Concerns are growing for a handful of New Zealanders still unaccounted for in Nepal, Foreign Affairs Minister Murray McCully says.
More than 5000 people are confirmed dead after Saturday's devastating 7.8 magnitude earthquake but Nepal's government says the death toll could reach 10,000.
Mr McCully told Morning Report that 250 New Zealanders in Nepal had made contact to say they were safe.
"There's a handful of New Zealanders still unaccounted for. There are no reasons to have specific concerns for any of them," he said.
"These are people who were outside of the main centre on treks and so on but communications would be difficult but obviously, as time passes by, we are getting more concerned."
He said the Ministry of Foreign Affairs and Trade (MFAT) was advising people to leave Nepal on commercial flights but would review that to see whether New Zealand should join Australia in helping its citizens get out.
One group of Christchurch schoolgirls and teachers are hoping to fly out from Kathmandu this evening.
The 25 students and four teachers from St Margaret's College are in the country as part of the World Challenge programme, which runs expeditions for students.
They came through the earthquake unscathed and have been camping just outside Kathmandu and helping local people in outlying villages.
The school's principal, Gillian Simpson, said it was looking likely the group would fly out today.
"They believe because they are a group of schoolchildren that they will try and get a priority through to get them out as a group on the flight that they were scheduled on - but again, changing landscape," she said.
"We have to be prepared for any changes, and they certainly got food and water and shelter."

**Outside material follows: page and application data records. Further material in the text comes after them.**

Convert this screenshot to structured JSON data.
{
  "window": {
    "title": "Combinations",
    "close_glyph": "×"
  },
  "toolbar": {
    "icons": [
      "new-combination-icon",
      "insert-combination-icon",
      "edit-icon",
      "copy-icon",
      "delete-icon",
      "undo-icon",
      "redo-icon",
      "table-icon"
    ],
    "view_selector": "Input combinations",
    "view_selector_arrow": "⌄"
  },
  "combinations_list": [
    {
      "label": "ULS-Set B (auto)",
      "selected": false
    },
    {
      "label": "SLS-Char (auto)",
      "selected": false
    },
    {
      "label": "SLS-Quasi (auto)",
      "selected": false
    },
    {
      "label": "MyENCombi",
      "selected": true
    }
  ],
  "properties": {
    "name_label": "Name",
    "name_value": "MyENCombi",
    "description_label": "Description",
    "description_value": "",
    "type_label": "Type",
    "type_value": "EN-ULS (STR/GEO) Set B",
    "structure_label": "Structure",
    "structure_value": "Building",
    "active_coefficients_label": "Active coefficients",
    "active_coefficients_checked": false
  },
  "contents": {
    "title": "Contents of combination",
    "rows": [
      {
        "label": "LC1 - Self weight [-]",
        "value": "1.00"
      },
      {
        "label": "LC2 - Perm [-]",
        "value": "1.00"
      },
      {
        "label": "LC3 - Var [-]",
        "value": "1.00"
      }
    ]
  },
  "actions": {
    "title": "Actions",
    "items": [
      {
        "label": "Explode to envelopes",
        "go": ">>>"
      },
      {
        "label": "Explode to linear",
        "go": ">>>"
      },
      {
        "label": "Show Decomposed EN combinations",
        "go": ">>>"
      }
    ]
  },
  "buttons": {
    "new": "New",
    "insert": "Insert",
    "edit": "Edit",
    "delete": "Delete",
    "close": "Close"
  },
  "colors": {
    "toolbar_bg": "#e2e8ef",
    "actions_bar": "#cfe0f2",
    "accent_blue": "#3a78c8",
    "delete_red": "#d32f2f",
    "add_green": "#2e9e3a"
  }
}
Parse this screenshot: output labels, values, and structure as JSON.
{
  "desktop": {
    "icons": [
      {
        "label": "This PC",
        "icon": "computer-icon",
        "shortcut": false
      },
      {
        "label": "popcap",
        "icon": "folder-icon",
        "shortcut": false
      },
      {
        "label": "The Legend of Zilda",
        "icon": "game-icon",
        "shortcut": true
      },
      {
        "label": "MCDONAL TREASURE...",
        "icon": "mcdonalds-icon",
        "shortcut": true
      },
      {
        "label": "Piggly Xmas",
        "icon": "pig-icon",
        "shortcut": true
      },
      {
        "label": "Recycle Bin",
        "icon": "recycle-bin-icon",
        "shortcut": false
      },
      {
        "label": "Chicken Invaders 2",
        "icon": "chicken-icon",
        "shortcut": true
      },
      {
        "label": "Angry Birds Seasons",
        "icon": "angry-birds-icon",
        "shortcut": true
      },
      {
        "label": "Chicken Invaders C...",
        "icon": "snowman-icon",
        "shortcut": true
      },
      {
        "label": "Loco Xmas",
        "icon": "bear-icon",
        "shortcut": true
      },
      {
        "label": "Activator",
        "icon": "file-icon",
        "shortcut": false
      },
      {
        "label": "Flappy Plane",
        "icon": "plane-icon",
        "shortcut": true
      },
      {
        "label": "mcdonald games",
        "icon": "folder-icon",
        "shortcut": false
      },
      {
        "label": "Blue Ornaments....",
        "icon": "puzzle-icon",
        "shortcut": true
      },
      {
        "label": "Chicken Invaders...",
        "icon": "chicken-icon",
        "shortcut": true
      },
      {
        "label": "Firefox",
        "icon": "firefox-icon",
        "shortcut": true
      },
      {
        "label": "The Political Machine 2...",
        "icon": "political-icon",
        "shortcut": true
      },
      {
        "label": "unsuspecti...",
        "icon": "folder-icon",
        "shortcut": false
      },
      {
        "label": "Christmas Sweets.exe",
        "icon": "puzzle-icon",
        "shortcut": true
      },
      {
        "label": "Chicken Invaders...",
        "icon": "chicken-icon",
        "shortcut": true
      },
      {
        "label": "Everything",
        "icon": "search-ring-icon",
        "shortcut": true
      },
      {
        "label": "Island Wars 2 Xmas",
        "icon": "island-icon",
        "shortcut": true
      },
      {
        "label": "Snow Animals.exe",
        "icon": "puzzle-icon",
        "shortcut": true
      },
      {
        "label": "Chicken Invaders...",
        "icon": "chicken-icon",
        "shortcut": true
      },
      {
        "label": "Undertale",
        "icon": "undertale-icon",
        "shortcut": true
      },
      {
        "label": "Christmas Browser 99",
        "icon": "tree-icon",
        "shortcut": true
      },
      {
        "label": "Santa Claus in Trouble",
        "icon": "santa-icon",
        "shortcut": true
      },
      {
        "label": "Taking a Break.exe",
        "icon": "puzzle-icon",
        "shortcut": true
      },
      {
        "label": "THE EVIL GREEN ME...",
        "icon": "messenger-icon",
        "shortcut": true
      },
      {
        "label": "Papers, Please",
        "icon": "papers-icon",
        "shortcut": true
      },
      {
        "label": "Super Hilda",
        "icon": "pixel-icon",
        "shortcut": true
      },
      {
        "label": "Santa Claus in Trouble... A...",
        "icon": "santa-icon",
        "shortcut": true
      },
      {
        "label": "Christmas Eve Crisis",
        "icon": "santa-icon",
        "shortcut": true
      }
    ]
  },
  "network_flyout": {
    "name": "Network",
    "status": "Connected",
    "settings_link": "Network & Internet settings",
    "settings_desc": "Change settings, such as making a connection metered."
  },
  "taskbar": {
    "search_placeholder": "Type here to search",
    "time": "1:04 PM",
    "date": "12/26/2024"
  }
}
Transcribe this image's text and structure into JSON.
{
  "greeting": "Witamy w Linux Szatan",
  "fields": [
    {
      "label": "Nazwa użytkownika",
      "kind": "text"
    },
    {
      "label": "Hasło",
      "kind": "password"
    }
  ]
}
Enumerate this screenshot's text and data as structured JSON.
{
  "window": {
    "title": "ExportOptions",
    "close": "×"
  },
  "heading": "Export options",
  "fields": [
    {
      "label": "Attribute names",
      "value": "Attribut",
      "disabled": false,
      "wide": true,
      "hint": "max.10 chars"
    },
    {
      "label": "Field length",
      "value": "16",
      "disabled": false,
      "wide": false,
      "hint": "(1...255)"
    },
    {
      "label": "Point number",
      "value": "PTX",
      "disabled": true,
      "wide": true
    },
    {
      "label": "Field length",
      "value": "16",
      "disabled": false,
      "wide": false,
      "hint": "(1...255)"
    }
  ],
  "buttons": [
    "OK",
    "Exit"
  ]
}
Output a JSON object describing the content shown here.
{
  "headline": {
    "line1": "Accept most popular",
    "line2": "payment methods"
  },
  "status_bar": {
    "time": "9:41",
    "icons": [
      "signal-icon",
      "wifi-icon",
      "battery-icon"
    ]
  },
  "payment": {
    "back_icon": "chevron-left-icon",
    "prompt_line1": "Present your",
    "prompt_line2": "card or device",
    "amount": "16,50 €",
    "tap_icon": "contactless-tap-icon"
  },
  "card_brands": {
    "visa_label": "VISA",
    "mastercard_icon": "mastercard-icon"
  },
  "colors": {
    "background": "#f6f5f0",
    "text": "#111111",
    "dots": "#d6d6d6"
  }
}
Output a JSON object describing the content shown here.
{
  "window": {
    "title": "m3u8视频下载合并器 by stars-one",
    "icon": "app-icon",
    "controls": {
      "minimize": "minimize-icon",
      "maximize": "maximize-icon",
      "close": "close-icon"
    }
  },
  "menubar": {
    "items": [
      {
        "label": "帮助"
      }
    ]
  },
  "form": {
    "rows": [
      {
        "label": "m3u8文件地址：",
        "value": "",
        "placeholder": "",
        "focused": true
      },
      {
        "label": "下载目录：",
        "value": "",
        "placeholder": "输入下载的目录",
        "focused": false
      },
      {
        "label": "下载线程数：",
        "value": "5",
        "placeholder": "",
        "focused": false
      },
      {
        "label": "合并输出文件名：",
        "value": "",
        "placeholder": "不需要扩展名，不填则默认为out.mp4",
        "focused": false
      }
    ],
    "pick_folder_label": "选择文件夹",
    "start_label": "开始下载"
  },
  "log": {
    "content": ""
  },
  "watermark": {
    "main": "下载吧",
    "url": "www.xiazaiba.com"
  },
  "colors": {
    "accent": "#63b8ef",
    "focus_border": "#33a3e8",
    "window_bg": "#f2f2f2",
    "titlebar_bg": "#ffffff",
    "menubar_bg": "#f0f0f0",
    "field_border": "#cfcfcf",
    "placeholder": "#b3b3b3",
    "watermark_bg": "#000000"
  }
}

Ms Simpson said if their flight went ahead they would arrive in Christchurch at 8pm tomorrow night.
Meanwhile, the man who led the Student Volunteer Army after the first Christchurch earthquake in 2010 is heading to Kathmandu to help.
Canterbury University student Sam Johnson, who will help train youth leaders how to mobilise volunteers for disaster response, said he hoped he could establish a student volunteer army in Nepal to help aid agencies.
Mr Johnson said he could not predict what he would arrive to but he was willing to do what he could for the week he was there.
Nepal on war footing - Prime Minister
The UN is estimating eight million people have been affected by the earthquake - more than a quarter of Nepal's population.
Nepalese Prime Minister Sushil Koirala said the death toll - currently 5000 - could reach 10,000 once information came in from far-flung villages and towns.
Mr Koirala said his country was on a war footing as it struggled to cope with the aftermath.
He said the government was doing all it could but was overwhelmed by the magnitude of the disaster.
The National Emergency Operation Centre said another 10,000 people were injured, and more than 450,000 were effectively homeless.
All of the climbers who were stranded at camps high up Mount Everest by the earthquake and avalanches have now been taken by helicopter to safety.
About 350 foreign climbers, and double the number of local Sherpa guides, were on the mountain when the disaster struck.
However, a fresh avalanche has left up to 250 more people missing.
The avalanche hit a village in Nepal's Rasuwa district, a popular trekking area to the north of Kathmandu, and the district governor said foreign tourists could be among the missing.
- RNZ / BBC / Reuters